[Source information — start]

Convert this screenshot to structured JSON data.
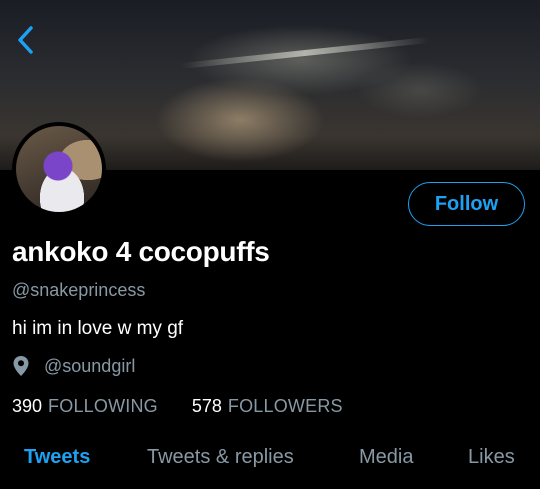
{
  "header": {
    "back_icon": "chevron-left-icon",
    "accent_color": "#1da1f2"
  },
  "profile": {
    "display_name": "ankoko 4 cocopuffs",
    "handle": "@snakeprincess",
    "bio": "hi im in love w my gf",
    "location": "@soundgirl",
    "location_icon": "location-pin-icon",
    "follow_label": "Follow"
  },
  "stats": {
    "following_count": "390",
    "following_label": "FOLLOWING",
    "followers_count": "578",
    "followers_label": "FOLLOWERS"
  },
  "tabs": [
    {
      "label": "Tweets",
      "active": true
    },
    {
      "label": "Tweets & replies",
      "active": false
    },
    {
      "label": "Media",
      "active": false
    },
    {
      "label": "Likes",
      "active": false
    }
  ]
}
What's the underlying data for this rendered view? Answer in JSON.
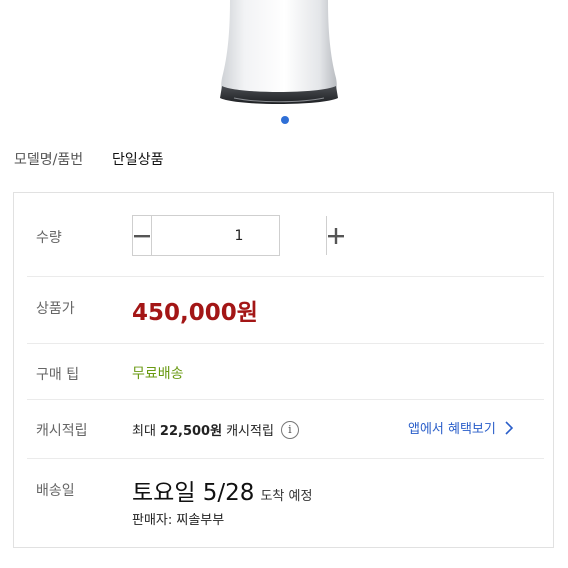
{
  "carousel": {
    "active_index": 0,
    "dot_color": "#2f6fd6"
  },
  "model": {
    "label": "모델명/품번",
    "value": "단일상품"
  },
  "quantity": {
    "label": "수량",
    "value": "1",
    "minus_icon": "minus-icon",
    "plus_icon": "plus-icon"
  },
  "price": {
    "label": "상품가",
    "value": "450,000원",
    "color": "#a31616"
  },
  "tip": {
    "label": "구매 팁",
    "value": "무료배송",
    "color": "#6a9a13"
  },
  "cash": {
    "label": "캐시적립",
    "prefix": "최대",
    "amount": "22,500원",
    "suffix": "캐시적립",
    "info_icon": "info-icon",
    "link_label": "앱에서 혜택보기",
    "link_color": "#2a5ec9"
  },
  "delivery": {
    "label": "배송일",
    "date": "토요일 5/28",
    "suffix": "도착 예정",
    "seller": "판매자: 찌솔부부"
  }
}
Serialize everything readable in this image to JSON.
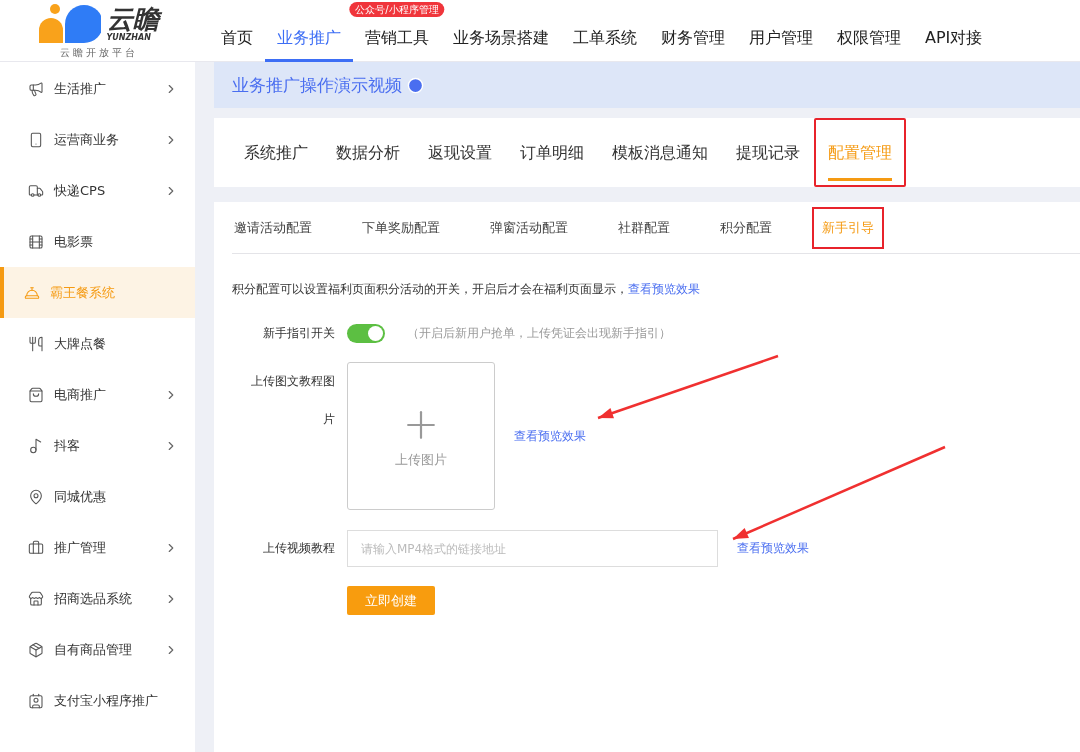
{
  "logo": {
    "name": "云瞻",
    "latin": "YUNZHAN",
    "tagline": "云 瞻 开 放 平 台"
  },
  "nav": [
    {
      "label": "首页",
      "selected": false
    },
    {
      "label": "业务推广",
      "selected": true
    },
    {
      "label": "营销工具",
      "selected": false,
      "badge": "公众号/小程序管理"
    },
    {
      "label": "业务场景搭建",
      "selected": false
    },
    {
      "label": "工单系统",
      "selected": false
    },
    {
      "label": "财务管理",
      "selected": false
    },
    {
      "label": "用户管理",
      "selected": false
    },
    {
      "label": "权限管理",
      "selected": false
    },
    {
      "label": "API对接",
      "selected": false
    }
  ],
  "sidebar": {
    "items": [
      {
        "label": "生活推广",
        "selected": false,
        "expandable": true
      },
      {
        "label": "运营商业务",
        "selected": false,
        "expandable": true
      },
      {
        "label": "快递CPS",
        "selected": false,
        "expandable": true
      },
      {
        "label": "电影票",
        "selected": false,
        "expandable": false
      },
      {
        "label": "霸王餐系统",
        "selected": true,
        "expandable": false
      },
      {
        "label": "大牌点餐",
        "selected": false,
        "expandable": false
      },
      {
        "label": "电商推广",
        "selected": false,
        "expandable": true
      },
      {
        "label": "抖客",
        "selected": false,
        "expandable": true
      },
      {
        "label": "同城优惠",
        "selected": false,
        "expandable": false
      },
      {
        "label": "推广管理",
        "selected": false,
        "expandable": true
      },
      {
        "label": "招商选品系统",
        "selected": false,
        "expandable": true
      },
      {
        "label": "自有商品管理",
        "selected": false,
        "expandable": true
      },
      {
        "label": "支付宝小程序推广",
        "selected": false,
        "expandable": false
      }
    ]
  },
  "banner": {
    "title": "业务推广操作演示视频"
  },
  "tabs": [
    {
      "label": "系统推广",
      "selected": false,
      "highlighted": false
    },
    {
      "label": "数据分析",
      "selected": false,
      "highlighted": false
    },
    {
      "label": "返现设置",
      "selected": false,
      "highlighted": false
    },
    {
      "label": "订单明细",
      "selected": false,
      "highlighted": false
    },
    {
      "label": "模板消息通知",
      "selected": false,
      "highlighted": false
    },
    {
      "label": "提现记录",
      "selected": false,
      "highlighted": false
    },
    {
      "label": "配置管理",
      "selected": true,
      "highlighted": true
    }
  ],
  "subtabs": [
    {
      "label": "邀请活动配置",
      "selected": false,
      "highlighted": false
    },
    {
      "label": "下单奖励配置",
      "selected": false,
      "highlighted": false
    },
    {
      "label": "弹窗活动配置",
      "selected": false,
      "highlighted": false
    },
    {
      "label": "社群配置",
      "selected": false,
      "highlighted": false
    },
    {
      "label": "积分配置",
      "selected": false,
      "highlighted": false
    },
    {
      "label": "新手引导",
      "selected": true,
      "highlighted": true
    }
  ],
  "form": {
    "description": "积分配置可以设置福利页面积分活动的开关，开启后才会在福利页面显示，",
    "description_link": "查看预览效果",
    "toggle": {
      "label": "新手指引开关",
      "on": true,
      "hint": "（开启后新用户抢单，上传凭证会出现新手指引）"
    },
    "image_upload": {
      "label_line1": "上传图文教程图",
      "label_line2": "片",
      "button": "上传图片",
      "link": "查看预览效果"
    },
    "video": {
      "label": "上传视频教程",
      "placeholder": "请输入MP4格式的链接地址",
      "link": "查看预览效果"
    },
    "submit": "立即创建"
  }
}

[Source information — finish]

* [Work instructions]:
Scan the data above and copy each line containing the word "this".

* [Written solution]:
Convert this screenshot to structured JSON data.
What's the underlying data for this rendered view? Answer in JSON.
Serialize everything readable in this image to JSON.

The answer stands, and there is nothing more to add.